AoM: How has being in quarantine affected your work and business?
TWS: I am blessed that my family both near and far are healthy. Physically I am in my Gloucester “bubble”. My daily routine is the same as it was before. The quarantine obliterated events that had been in the works for a year. Some will be rescheduled, some are just gone. I choose to concentrate not on lost revenue but the opportunity that time brings. Time to get things online to try to sell them there. Time to work on commissions. Time to support creative friends and their endeavors if only from afar. My nature is to concentrate on the positive. I must confess though to be concerned about the future. I love the community of art. Sharing with friends, going to events, visiting galleries, festivals and museums. With pneumonia scarred lungs I am in the high risk category. How will I participate in the events I love? Will those events come back? Time will tell.

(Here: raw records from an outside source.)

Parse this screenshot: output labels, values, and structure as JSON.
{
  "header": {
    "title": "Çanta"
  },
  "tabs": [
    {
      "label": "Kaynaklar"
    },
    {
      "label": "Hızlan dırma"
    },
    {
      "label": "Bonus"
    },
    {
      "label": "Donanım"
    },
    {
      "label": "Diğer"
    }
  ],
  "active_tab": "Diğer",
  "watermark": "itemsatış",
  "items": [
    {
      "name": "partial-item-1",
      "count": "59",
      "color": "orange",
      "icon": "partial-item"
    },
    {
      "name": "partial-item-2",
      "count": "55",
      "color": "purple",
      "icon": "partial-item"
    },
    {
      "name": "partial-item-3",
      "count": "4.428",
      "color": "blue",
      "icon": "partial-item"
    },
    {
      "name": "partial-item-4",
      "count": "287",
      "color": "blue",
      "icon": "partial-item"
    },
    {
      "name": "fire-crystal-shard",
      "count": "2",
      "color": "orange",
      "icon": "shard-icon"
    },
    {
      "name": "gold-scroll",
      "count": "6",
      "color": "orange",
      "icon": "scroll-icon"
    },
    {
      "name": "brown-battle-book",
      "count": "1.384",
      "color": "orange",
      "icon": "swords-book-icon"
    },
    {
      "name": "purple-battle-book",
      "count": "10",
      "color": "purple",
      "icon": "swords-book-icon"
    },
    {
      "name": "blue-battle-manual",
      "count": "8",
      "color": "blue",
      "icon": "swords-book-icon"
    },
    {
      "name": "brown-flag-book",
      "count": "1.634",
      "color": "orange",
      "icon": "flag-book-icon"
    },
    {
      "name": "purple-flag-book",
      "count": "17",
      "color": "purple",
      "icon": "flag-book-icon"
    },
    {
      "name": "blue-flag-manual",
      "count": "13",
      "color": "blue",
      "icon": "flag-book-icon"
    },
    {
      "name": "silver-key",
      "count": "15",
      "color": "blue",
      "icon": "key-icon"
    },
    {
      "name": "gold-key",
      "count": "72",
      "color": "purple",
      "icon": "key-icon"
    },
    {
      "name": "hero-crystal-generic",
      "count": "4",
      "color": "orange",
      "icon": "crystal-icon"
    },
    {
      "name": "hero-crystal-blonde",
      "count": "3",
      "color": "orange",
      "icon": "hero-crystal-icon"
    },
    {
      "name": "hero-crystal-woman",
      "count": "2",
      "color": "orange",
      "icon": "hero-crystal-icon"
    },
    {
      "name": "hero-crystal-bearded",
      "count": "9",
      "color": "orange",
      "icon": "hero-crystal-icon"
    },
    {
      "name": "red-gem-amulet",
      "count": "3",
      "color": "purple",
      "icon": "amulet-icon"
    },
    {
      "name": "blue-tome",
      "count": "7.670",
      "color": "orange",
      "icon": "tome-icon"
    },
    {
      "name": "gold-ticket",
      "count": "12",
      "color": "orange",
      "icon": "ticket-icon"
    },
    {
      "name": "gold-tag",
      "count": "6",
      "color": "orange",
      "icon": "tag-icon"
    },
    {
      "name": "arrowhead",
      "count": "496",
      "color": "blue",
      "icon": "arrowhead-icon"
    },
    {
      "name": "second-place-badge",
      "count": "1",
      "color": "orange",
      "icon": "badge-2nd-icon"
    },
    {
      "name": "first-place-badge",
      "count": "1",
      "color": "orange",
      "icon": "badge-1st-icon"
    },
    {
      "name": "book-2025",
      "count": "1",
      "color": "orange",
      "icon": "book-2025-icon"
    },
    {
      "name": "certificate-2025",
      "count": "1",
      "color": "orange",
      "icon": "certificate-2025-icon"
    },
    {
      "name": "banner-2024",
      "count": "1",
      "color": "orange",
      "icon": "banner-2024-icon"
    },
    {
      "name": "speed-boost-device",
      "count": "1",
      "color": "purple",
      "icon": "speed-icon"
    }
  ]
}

AoM: What is the best thing you’ve done for your artistic career?
TWS: The best thing I have done for my artistic career is just holding my breath and trying. So enter the show, introduce yourself, write the blog post, reach out to people, go to the museum, and just do the work. I used to worry whether everyone, anyone would like my work. I have finally done enough work that I realize I only need one person to like it and take it home. So do what you love and then find the people that love it too.
AoM: Where would you like for the next steps in your artistic career to take you?
TWS: I would love to do more commissioned work. I would love to be part of a larger creative community here in Gloucester. But the best next steps lead to the studio!
You can find out more about Theresa and her beautiful work by visiting her website TheresaWellsStifel.com or StifelAndCapra.com. You can also find her on Instagram via @theresawellsstifel and Facebook